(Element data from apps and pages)
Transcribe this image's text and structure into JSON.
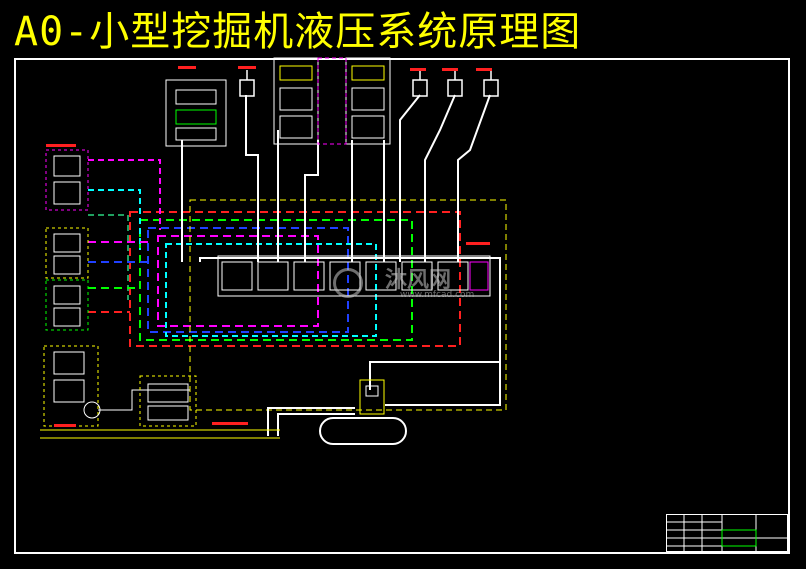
{
  "drawing": {
    "title": "A0-小型挖掘机液压系统原理图"
  },
  "watermark": {
    "text": "沐风网",
    "url": "www.mfcad.com"
  },
  "colors": {
    "background": "#000000",
    "title": "#ffff00",
    "frame": "#ffffff",
    "line_red": "#ff2020",
    "line_green": "#00ff00",
    "line_blue": "#2040ff",
    "line_magenta": "#ff00ff",
    "line_cyan": "#00ffff",
    "line_yellow": "#ffff00",
    "line_white": "#ffffff"
  }
}
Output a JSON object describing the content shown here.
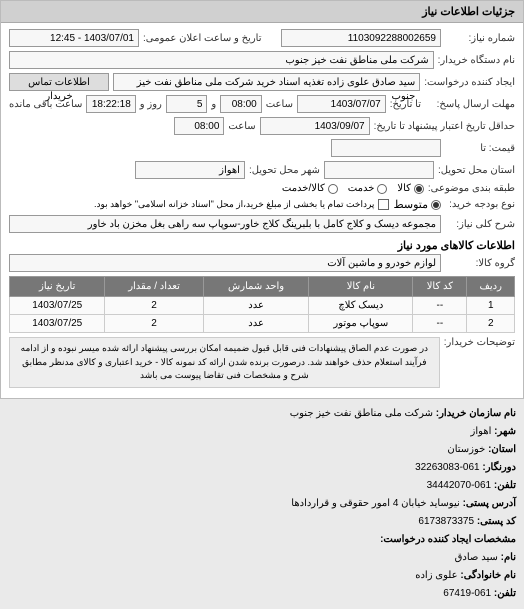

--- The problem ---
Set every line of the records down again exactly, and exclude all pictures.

--- Written solution ---
Transcribe this image's text and structure into JSON.
{
  "drawing": {
    "title": "A0-小型挖掘机液压系统原理图"
  },
  "watermark": {
    "text": "沐风网",
    "url": "www.mfcad.com"
  },
  "colors": {
    "background": "#000000",
    "title": "#ffff00",
    "frame": "#ffffff",
    "line_red": "#ff2020",
    "line_green": "#00ff00",
    "line_blue": "#2040ff",
    "line_magenta": "#ff00ff",
    "line_cyan": "#00ffff",
    "line_yellow": "#ffff00",
    "line_white": "#ffffff"
  }
}
Output a JSON object describing the content shown here.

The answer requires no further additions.